§ **WHAT THE TASK ASKS**: What is needed here is an exact copy of all the records below.

§ **Website and app data records**:
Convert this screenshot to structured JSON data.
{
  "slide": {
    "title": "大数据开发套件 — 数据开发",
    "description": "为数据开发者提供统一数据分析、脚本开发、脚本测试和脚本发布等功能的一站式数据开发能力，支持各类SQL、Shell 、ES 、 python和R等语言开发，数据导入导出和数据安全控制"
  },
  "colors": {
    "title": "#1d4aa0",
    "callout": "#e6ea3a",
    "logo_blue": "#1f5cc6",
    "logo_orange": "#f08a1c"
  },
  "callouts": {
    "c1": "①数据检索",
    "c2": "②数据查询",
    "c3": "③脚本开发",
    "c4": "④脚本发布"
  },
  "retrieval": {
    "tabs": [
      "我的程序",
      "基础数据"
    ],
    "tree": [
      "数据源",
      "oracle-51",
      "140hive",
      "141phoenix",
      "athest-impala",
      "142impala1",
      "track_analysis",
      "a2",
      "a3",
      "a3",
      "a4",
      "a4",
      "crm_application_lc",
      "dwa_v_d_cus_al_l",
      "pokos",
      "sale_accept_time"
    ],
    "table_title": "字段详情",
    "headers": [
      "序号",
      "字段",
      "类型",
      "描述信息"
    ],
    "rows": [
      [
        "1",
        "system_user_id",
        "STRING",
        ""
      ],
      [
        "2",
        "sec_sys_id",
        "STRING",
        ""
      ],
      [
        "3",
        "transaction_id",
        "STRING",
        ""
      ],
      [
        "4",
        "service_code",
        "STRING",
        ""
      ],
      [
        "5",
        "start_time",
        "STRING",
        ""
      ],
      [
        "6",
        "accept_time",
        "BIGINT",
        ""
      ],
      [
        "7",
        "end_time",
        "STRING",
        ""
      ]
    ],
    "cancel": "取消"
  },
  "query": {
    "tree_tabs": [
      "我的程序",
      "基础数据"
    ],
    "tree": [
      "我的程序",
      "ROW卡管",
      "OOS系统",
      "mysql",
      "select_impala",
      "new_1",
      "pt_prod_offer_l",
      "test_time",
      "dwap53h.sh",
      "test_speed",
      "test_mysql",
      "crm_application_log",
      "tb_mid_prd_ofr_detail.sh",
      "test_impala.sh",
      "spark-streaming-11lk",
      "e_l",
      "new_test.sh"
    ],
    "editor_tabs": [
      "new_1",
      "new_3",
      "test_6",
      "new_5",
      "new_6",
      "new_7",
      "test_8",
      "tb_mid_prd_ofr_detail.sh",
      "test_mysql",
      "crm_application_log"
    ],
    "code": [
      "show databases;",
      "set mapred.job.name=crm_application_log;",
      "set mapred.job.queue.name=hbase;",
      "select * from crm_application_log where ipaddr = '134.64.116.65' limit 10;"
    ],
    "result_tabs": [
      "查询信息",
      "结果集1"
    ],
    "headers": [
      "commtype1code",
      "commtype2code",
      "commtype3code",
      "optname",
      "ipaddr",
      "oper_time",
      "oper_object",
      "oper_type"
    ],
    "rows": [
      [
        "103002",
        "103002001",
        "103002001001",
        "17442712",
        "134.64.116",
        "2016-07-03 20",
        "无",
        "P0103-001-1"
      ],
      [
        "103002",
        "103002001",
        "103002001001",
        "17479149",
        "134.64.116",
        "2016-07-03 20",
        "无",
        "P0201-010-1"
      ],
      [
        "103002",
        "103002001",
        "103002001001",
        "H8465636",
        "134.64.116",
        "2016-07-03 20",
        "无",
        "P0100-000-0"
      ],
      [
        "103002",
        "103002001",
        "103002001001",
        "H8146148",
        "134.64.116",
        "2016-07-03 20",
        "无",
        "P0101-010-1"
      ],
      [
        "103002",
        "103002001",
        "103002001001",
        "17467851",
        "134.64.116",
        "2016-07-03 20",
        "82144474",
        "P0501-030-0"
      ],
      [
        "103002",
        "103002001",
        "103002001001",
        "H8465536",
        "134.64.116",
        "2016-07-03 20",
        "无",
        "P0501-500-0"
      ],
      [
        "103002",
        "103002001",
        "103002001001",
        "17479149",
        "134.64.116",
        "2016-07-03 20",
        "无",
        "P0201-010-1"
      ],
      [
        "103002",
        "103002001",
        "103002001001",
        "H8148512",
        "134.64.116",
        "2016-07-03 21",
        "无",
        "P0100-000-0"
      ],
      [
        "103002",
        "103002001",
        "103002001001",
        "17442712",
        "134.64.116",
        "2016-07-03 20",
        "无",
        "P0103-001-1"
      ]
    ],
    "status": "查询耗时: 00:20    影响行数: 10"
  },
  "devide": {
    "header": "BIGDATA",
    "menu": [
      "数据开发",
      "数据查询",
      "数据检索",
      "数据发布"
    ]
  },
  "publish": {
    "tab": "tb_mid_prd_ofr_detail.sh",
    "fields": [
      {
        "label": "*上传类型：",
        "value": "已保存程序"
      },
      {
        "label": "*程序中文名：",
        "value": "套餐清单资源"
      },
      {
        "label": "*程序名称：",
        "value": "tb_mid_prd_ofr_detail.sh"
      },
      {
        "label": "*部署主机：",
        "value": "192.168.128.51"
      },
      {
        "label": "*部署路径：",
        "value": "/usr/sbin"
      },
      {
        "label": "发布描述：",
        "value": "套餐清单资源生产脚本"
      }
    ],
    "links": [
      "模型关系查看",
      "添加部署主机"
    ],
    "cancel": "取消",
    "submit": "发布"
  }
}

§ **OUTPUT OF THE TASK**:
Convert this screenshot to structured JSON data.
{
  "slide": {
    "title": "大数据开发套件 — 数据开发",
    "description": "为数据开发者提供统一数据分析、脚本开发、脚本测试和脚本发布等功能的一站式数据开发能力，支持各类SQL、Shell 、ES 、 python和R等语言开发，数据导入导出和数据安全控制"
  },
  "colors": {
    "title": "#1d4aa0",
    "callout": "#e6ea3a",
    "logo_blue": "#1f5cc6",
    "logo_orange": "#f08a1c"
  },
  "callouts": {
    "c1": "①数据检索",
    "c2": "②数据查询",
    "c3": "③脚本开发",
    "c4": "④脚本发布"
  },
  "retrieval": {
    "tabs": [
      "我的程序",
      "基础数据"
    ],
    "tree": [
      "数据源",
      "oracle-51",
      "140hive",
      "141phoenix",
      "athest-impala",
      "142impala1",
      "track_analysis",
      "a2",
      "a3",
      "a3",
      "a4",
      "a4",
      "crm_application_lc",
      "dwa_v_d_cus_al_l",
      "pokos",
      "sale_accept_time"
    ],
    "table_title": "字段详情",
    "headers": [
      "序号",
      "字段",
      "类型",
      "描述信息"
    ],
    "rows": [
      [
        "1",
        "system_user_id",
        "STRING",
        ""
      ],
      [
        "2",
        "sec_sys_id",
        "STRING",
        ""
      ],
      [
        "3",
        "transaction_id",
        "STRING",
        ""
      ],
      [
        "4",
        "service_code",
        "STRING",
        ""
      ],
      [
        "5",
        "start_time",
        "STRING",
        ""
      ],
      [
        "6",
        "accept_time",
        "BIGINT",
        ""
      ],
      [
        "7",
        "end_time",
        "STRING",
        ""
      ]
    ],
    "cancel": "取消"
  },
  "query": {
    "tree_tabs": [
      "我的程序",
      "基础数据"
    ],
    "tree": [
      "我的程序",
      "ROW卡管",
      "OOS系统",
      "mysql",
      "select_impala",
      "new_1",
      "pt_prod_offer_l",
      "test_time",
      "dwap53h.sh",
      "test_speed",
      "test_mysql",
      "crm_application_log",
      "tb_mid_prd_ofr_detail.sh",
      "test_impala.sh",
      "spark-streaming-11lk",
      "e_l",
      "new_test.sh"
    ],
    "editor_tabs": [
      "new_1",
      "new_3",
      "test_6",
      "new_5",
      "new_6",
      "new_7",
      "test_8",
      "tb_mid_prd_ofr_detail.sh",
      "test_mysql",
      "crm_application_log"
    ],
    "code": [
      "show databases;",
      "set mapred.job.name=crm_application_log;",
      "set mapred.job.queue.name=hbase;",
      "select * from crm_application_log where ipaddr = '134.64.116.65' limit 10;"
    ],
    "result_tabs": [
      "查询信息",
      "结果集1"
    ],
    "headers": [
      "commtype1code",
      "commtype2code",
      "commtype3code",
      "optname",
      "ipaddr",
      "oper_time",
      "oper_object",
      "oper_type"
    ],
    "rows": [
      [
        "103002",
        "103002001",
        "103002001001",
        "17442712",
        "134.64.116",
        "2016-07-03 20",
        "无",
        "P0103-001-1"
      ],
      [
        "103002",
        "103002001",
        "103002001001",
        "17479149",
        "134.64.116",
        "2016-07-03 20",
        "无",
        "P0201-010-1"
      ],
      [
        "103002",
        "103002001",
        "103002001001",
        "H8465636",
        "134.64.116",
        "2016-07-03 20",
        "无",
        "P0100-000-0"
      ],
      [
        "103002",
        "103002001",
        "103002001001",
        "H8146148",
        "134.64.116",
        "2016-07-03 20",
        "无",
        "P0101-010-1"
      ],
      [
        "103002",
        "103002001",
        "103002001001",
        "17467851",
        "134.64.116",
        "2016-07-03 20",
        "82144474",
        "P0501-030-0"
      ],
      [
        "103002",
        "103002001",
        "103002001001",
        "H8465536",
        "134.64.116",
        "2016-07-03 20",
        "无",
        "P0501-500-0"
      ],
      [
        "103002",
        "103002001",
        "103002001001",
        "17479149",
        "134.64.116",
        "2016-07-03 20",
        "无",
        "P0201-010-1"
      ],
      [
        "103002",
        "103002001",
        "103002001001",
        "H8148512",
        "134.64.116",
        "2016-07-03 21",
        "无",
        "P0100-000-0"
      ],
      [
        "103002",
        "103002001",
        "103002001001",
        "17442712",
        "134.64.116",
        "2016-07-03 20",
        "无",
        "P0103-001-1"
      ]
    ],
    "status": "查询耗时: 00:20    影响行数: 10"
  },
  "devide": {
    "header": "BIGDATA",
    "menu": [
      "数据开发",
      "数据查询",
      "数据检索",
      "数据发布"
    ]
  },
  "publish": {
    "tab": "tb_mid_prd_ofr_detail.sh",
    "fields": [
      {
        "label": "*上传类型：",
        "value": "已保存程序"
      },
      {
        "label": "*程序中文名：",
        "value": "套餐清单资源"
      },
      {
        "label": "*程序名称：",
        "value": "tb_mid_prd_ofr_detail.sh"
      },
      {
        "label": "*部署主机：",
        "value": "192.168.128.51"
      },
      {
        "label": "*部署路径：",
        "value": "/usr/sbin"
      },
      {
        "label": "发布描述：",
        "value": "套餐清单资源生产脚本"
      }
    ],
    "links": [
      "模型关系查看",
      "添加部署主机"
    ],
    "cancel": "取消",
    "submit": "发布"
  }
}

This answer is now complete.